What needs to be done:
Reproduce the entries word for word, and omit any picture you find in them.

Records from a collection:
◆ ◆ ◆

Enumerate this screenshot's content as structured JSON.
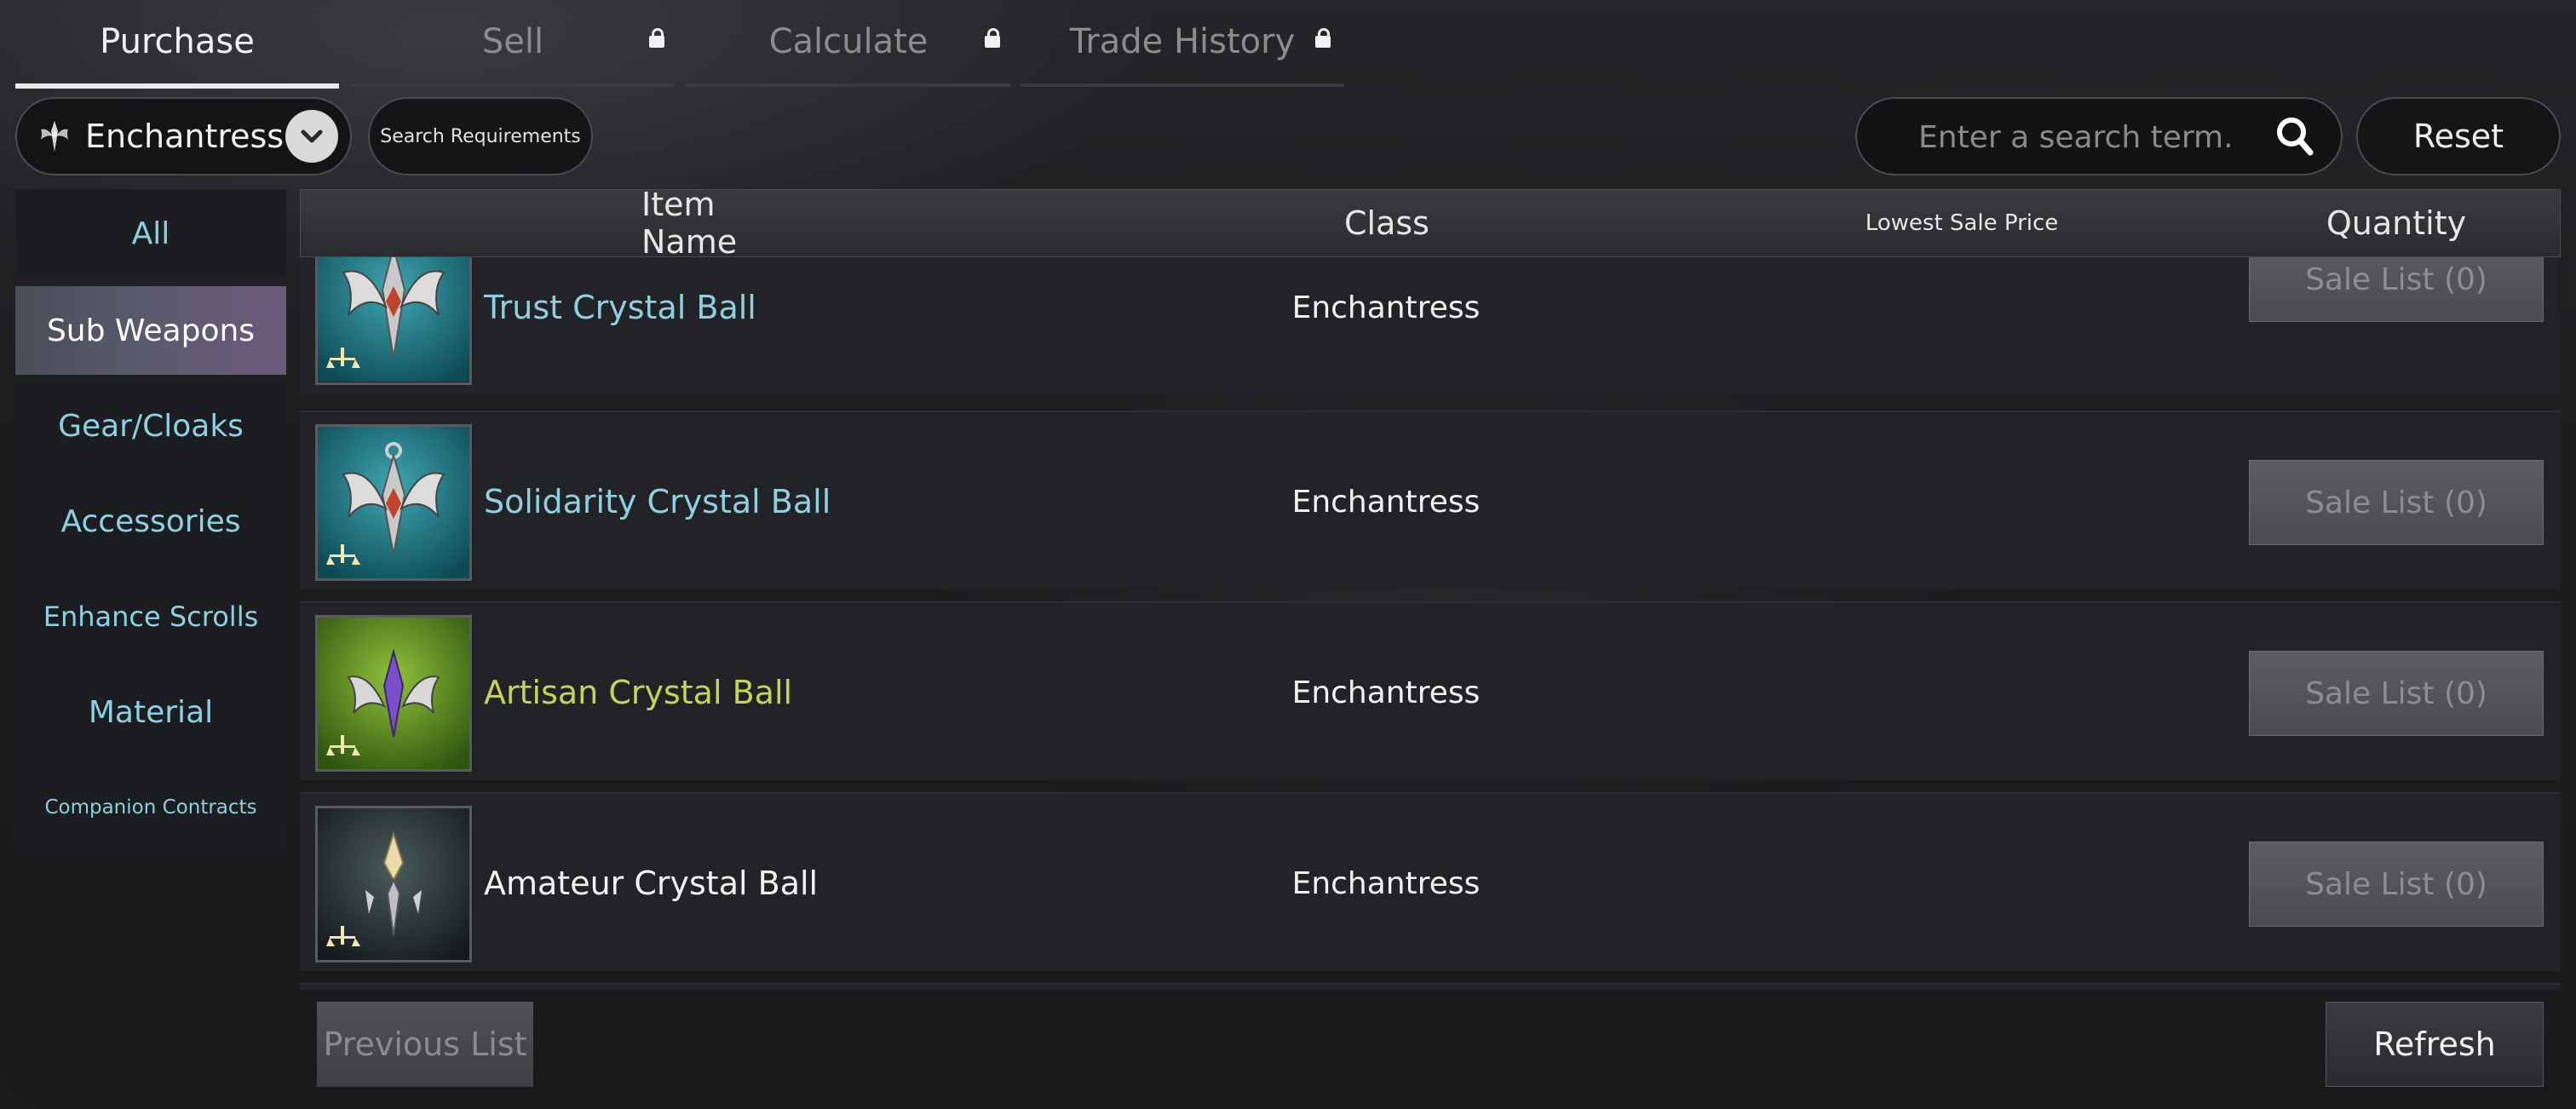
{
  "tabs": [
    {
      "label": "Purchase",
      "active": true,
      "locked": false
    },
    {
      "label": "Sell",
      "active": false,
      "locked": true
    },
    {
      "label": "Calculate",
      "active": false,
      "locked": true
    },
    {
      "label": "Trade History",
      "active": false,
      "locked": true
    }
  ],
  "filters": {
    "class_selected": "Enchantress",
    "class_icon": "enchantress-emblem-icon",
    "search_requirements_label": "Search Requirements",
    "search_placeholder": "Enter a search term.",
    "reset_label": "Reset"
  },
  "sidebar": {
    "items": [
      {
        "label": "All",
        "active": false
      },
      {
        "label": "Sub Weapons",
        "active": true
      },
      {
        "label": "Gear/Cloaks",
        "active": false
      },
      {
        "label": "Accessories",
        "active": false
      },
      {
        "label": "Enhance Scrolls",
        "active": false
      },
      {
        "label": "Material",
        "active": false
      },
      {
        "label": "Companion Contracts",
        "active": false
      }
    ]
  },
  "table": {
    "headers": {
      "item_name": "Item Name",
      "class": "Class",
      "lowest_sale_price": "Lowest Sale Price",
      "quantity": "Quantity"
    },
    "rows": [
      {
        "name": "Trust Crystal Ball",
        "class": "Enchantress",
        "action": "Sale List (0)",
        "name_color": "#8ecfe0",
        "icon": "trust-crystal-ball-icon"
      },
      {
        "name": "Solidarity Crystal Ball",
        "class": "Enchantress",
        "action": "Sale List (0)",
        "name_color": "#8ecfe0",
        "icon": "solidarity-crystal-ball-icon"
      },
      {
        "name": "Artisan Crystal Ball",
        "class": "Enchantress",
        "action": "Sale List (0)",
        "name_color": "#c8d25a",
        "icon": "artisan-crystal-ball-icon"
      },
      {
        "name": "Amateur Crystal Ball",
        "class": "Enchantress",
        "action": "Sale List (0)",
        "name_color": "#f2f2f2",
        "icon": "amateur-crystal-ball-icon"
      }
    ]
  },
  "footer": {
    "previous_label": "Previous List",
    "refresh_label": "Refresh"
  },
  "colors": {
    "accent_blue": "#8ecfe0",
    "rare_green": "#c8d25a"
  }
}
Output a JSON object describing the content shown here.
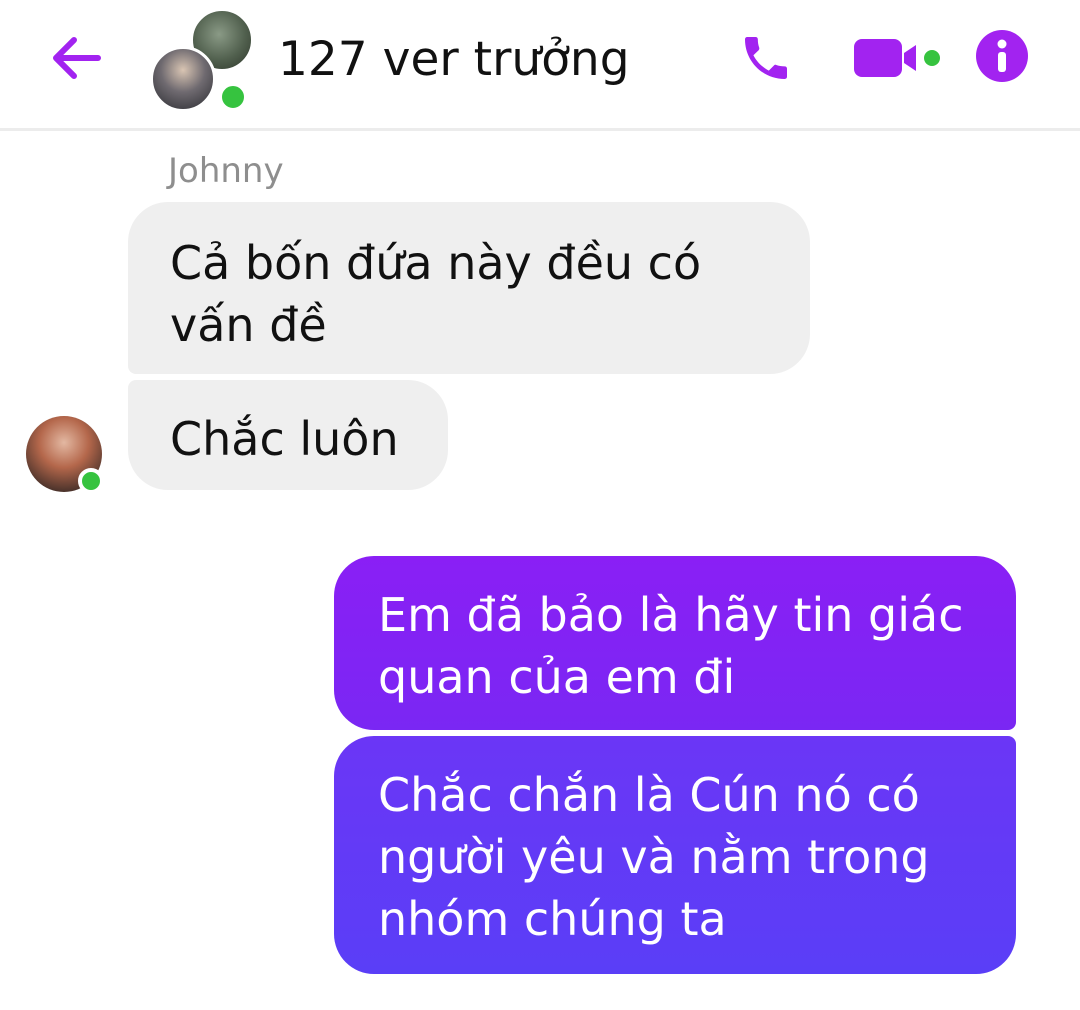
{
  "header": {
    "title": "127 ver trưởng",
    "accent_color": "#a223f0",
    "online_color": "#36c33f",
    "icons": [
      "back-arrow-icon",
      "group-avatar",
      "phone-icon",
      "video-camera-icon",
      "info-icon"
    ]
  },
  "messages": [
    {
      "sender": "Johnny",
      "direction": "incoming",
      "text": "Cả bốn đứa này đều có vấn đề"
    },
    {
      "direction": "incoming",
      "text": "Chắc luôn"
    },
    {
      "direction": "outgoing",
      "text": "Em đã bảo là hãy tin giác quan của em đi"
    },
    {
      "direction": "outgoing",
      "text": "Chắc chắn là Cún nó có người yêu và nằm trong nhóm chúng ta"
    }
  ],
  "colors": {
    "incoming_bubble": "#efefef",
    "outgoing_bubble_top": "#8a1ff5",
    "outgoing_bubble_bottom": "#5a3ef7"
  }
}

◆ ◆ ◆

Reply to the exercise:
Enumerate this screenshot's content as structured JSON.
{
  "tabs": [
    {
      "label": "Purchase",
      "active": true,
      "locked": false
    },
    {
      "label": "Sell",
      "active": false,
      "locked": true
    },
    {
      "label": "Calculate",
      "active": false,
      "locked": true
    },
    {
      "label": "Trade History",
      "active": false,
      "locked": true
    }
  ],
  "filters": {
    "class_selected": "Enchantress",
    "class_icon": "enchantress-emblem-icon",
    "search_requirements_label": "Search Requirements",
    "search_placeholder": "Enter a search term.",
    "reset_label": "Reset"
  },
  "sidebar": {
    "items": [
      {
        "label": "All",
        "active": false
      },
      {
        "label": "Sub Weapons",
        "active": true
      },
      {
        "label": "Gear/Cloaks",
        "active": false
      },
      {
        "label": "Accessories",
        "active": false
      },
      {
        "label": "Enhance Scrolls",
        "active": false
      },
      {
        "label": "Material",
        "active": false
      },
      {
        "label": "Companion Contracts",
        "active": false
      }
    ]
  },
  "table": {
    "headers": {
      "item_name": "Item Name",
      "class": "Class",
      "lowest_sale_price": "Lowest Sale Price",
      "quantity": "Quantity"
    },
    "rows": [
      {
        "name": "Trust Crystal Ball",
        "class": "Enchantress",
        "action": "Sale List (0)",
        "name_color": "#8ecfe0",
        "icon": "trust-crystal-ball-icon"
      },
      {
        "name": "Solidarity Crystal Ball",
        "class": "Enchantress",
        "action": "Sale List (0)",
        "name_color": "#8ecfe0",
        "icon": "solidarity-crystal-ball-icon"
      },
      {
        "name": "Artisan Crystal Ball",
        "class": "Enchantress",
        "action": "Sale List (0)",
        "name_color": "#c8d25a",
        "icon": "artisan-crystal-ball-icon"
      },
      {
        "name": "Amateur Crystal Ball",
        "class": "Enchantress",
        "action": "Sale List (0)",
        "name_color": "#f2f2f2",
        "icon": "amateur-crystal-ball-icon"
      }
    ]
  },
  "footer": {
    "previous_label": "Previous List",
    "refresh_label": "Refresh"
  },
  "colors": {
    "accent_blue": "#8ecfe0",
    "rare_green": "#c8d25a"
  }
}
Output a JSON object describing the content shown here.
{
  "header": {
    "title": "127 ver trưởng",
    "accent_color": "#a223f0",
    "online_color": "#36c33f",
    "icons": [
      "back-arrow-icon",
      "group-avatar",
      "phone-icon",
      "video-camera-icon",
      "info-icon"
    ]
  },
  "messages": [
    {
      "sender": "Johnny",
      "direction": "incoming",
      "text": "Cả bốn đứa này đều có vấn đề"
    },
    {
      "direction": "incoming",
      "text": "Chắc luôn"
    },
    {
      "direction": "outgoing",
      "text": "Em đã bảo là hãy tin giác quan của em đi"
    },
    {
      "direction": "outgoing",
      "text": "Chắc chắn là Cún nó có người yêu và nằm trong nhóm chúng ta"
    }
  ],
  "colors": {
    "incoming_bubble": "#efefef",
    "outgoing_bubble_top": "#8a1ff5",
    "outgoing_bubble_bottom": "#5a3ef7"
  }
}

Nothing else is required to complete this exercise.